The experience and taste of what one might consider disgusting can vary in many ways. It is not only a matter of sensory gratification, but it can also be a matter of intellectual or aesthetic satisfaction in gastronomy. The dish “Podredumbres Nobles”, served at the restaurant Mugaritz in Spain, is an example of how it is possible to challenge our preconceived notions of what is considered disgusting or repulsive in a gastronomic experience. The dish consists of an apple covered with a layer of mold, a symbol of decay and rot. By presenting this dish, Mugaritz is pushing the boundaries of our culinary norms and inviting us to question our assumptions about what is acceptable to eat. The dish not only showcases the restaurant’s culinary creativity and innovation but also encourages us to be more open-minded and adventurous in our own culinary experiences.
If you list the norms and values whose transgression produces disgust, he would realize how essential this emotion is to avoid becoming uncouth, savage and disgusting. Therefore, it is necessary to reconsider and expand our understanding of the concept of disgust in order to transcend the limited kingdom of what is considered right, beautiful, or palatable. Reflecting on the aesthetics of food is an ecological act because it encourages us to consider the social, cultural, and environmental factors that influence our food choices and habits. By exploring the symbolic meanings and associations we attach to different foods, we can become more aware of the broader systems and structures that shape our food culture. This awareness can inspire us to adopt more sustainable and responsible practices in the production, distribution, and consumption of food, thereby promoting the planet’s and its inhabitants’ health.

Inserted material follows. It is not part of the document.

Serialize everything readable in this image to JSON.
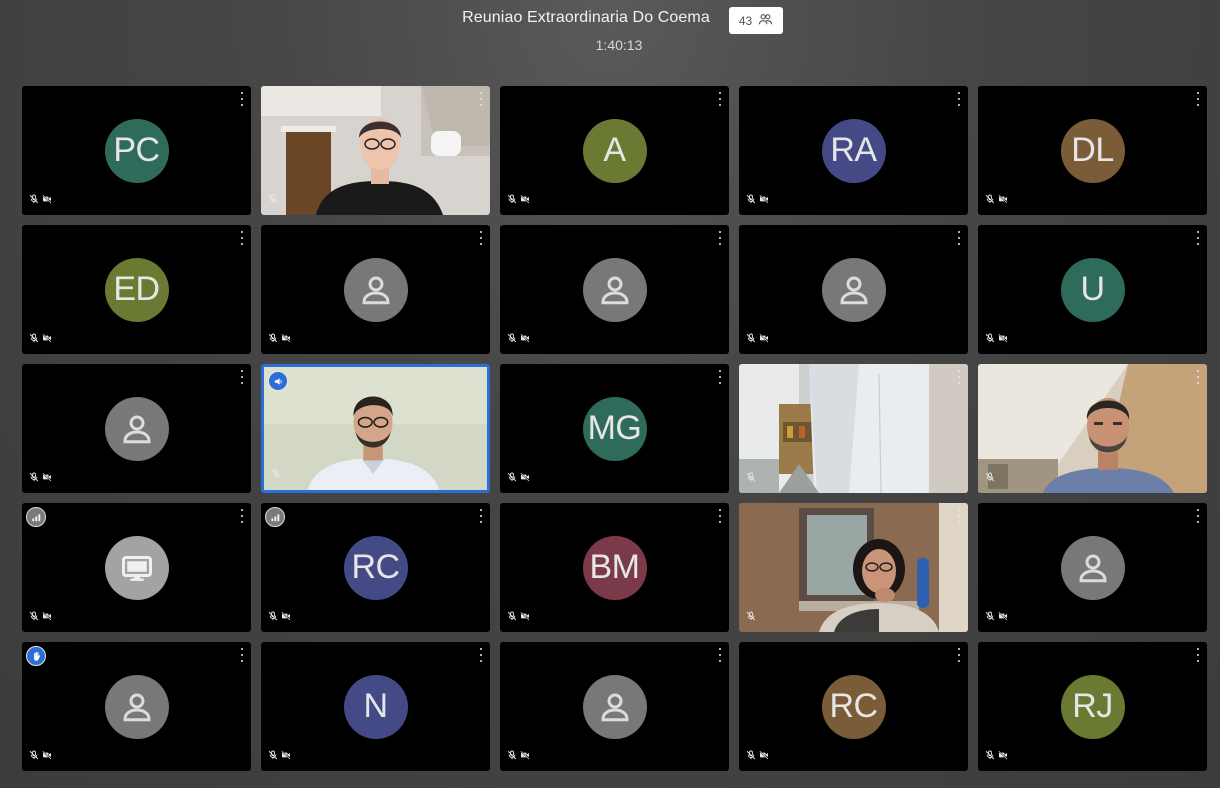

The opinions expressed in the articles of this magazine do not necessarily represent the views of The New Gastronome and The University of Gastronomic Sciences of Pollenzo.
Cover photo ©Aarón Gómez Figueroa.